• [What this task involves]
In the material below, some lines may hold the word "anime"; state how many do, giving only the number.
*** Opening of Data under study ***
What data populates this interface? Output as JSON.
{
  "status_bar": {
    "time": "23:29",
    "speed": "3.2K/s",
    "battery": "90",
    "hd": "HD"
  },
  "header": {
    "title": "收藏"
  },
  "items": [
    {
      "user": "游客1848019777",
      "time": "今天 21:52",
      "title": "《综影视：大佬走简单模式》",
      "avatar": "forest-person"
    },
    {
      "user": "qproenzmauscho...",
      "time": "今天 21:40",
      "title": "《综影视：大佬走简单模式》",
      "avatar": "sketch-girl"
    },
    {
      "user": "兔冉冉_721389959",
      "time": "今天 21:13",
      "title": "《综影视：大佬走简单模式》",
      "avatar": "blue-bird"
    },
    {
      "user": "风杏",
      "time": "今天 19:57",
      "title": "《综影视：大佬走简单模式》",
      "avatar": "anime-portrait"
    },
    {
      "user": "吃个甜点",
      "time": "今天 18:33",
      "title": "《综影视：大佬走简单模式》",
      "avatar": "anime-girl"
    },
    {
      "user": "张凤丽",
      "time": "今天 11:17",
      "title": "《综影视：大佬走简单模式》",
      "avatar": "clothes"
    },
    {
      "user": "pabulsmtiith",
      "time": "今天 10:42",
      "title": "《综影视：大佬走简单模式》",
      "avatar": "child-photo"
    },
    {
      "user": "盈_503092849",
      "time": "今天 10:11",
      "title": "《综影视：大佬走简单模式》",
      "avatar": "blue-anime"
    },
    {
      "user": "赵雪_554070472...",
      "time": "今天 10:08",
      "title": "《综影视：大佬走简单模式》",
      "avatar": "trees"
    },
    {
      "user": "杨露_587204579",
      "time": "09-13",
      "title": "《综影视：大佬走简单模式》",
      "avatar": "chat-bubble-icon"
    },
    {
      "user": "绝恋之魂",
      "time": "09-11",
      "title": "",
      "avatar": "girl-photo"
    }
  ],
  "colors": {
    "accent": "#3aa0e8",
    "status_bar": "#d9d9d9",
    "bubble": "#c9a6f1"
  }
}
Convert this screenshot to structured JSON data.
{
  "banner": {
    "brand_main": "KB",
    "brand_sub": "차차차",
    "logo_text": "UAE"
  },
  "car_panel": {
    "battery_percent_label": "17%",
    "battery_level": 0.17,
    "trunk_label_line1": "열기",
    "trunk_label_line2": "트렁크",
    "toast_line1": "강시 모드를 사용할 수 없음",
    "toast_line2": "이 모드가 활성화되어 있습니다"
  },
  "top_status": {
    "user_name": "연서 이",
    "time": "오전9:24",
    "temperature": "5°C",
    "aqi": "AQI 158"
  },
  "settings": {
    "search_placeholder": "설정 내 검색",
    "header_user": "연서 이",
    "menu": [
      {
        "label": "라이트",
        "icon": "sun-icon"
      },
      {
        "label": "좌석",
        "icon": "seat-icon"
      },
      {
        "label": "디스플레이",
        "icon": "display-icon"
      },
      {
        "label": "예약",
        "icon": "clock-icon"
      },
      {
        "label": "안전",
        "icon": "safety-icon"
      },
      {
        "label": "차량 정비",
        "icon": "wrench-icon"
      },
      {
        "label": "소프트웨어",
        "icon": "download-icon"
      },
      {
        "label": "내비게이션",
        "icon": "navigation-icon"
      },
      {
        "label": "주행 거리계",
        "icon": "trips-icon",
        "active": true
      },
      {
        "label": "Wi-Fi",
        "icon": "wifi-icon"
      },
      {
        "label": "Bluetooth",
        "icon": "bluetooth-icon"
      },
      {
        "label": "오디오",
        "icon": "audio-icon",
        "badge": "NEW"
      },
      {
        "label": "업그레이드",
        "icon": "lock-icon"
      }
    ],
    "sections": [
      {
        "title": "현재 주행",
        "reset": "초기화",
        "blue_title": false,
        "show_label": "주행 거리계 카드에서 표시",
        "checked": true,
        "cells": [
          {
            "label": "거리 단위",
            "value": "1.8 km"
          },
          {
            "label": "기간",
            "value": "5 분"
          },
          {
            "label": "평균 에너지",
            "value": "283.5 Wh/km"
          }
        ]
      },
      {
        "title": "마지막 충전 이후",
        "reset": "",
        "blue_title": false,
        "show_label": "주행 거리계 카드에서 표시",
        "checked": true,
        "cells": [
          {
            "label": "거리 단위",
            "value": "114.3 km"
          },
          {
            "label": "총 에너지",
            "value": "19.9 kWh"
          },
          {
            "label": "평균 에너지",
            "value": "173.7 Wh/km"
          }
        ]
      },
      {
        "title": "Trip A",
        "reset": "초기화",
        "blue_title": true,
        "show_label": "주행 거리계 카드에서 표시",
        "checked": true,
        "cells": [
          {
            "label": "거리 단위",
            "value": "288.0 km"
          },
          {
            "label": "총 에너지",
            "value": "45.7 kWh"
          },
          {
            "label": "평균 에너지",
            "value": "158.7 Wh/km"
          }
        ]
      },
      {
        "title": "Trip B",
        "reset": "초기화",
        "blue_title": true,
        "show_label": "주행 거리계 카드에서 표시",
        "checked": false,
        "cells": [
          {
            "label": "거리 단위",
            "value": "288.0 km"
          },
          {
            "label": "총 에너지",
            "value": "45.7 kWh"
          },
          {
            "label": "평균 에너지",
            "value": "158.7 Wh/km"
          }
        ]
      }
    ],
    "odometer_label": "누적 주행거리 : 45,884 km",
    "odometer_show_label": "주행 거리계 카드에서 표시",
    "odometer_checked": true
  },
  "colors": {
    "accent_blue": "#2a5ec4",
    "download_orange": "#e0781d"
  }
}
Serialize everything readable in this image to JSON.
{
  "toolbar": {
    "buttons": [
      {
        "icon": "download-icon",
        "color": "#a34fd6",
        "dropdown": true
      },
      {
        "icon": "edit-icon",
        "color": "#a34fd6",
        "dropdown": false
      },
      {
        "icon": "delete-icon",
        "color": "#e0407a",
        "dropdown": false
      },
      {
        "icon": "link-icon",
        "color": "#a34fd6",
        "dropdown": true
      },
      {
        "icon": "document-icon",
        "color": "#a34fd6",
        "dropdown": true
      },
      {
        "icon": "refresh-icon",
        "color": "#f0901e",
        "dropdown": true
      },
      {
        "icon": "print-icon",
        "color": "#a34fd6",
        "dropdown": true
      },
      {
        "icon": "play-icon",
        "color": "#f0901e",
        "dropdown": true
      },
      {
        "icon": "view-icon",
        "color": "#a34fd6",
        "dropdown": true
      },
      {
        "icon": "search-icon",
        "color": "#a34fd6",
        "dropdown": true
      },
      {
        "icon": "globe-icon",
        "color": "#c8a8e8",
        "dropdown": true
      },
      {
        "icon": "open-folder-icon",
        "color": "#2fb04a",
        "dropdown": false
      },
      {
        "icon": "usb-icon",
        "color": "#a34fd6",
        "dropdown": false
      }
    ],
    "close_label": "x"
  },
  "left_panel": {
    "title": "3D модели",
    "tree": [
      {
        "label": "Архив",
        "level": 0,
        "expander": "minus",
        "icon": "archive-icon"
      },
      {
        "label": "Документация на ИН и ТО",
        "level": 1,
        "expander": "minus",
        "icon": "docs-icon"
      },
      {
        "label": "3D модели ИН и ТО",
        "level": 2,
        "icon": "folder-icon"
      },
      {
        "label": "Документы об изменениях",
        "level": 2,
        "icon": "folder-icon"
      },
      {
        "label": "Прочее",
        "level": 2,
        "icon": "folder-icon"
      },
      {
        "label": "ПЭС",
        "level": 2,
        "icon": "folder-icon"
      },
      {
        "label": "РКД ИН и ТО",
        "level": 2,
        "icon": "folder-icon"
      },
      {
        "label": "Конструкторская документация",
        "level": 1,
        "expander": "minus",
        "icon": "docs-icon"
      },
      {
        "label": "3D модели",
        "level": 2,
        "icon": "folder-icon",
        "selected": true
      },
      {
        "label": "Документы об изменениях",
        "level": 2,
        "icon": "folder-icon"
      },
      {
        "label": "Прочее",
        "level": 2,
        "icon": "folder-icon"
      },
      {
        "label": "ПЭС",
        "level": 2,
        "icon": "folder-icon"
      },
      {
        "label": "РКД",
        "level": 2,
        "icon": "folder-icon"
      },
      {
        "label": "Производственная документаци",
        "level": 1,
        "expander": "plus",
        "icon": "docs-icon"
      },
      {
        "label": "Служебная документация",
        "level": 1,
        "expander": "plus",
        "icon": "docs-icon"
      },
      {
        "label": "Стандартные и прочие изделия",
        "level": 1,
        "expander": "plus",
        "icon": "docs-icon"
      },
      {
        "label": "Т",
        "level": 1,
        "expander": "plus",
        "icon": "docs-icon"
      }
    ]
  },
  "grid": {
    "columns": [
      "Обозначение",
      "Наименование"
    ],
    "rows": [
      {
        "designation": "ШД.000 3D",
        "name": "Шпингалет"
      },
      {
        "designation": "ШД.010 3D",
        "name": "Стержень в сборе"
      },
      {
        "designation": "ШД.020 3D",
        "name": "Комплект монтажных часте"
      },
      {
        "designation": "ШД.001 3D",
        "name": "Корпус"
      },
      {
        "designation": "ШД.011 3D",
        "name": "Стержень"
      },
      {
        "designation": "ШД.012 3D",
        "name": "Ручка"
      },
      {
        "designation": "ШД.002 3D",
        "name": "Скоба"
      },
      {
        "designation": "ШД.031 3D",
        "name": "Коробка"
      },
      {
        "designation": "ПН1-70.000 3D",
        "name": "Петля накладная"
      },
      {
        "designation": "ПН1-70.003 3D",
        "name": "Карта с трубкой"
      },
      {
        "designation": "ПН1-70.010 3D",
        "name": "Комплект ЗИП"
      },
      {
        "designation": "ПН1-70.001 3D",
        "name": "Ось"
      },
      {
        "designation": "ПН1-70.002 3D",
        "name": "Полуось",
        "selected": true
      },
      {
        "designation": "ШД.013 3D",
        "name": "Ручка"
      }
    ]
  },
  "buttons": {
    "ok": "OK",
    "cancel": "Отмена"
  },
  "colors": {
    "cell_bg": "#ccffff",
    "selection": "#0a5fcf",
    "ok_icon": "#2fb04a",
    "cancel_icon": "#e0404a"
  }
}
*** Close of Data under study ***
• [Result below]
3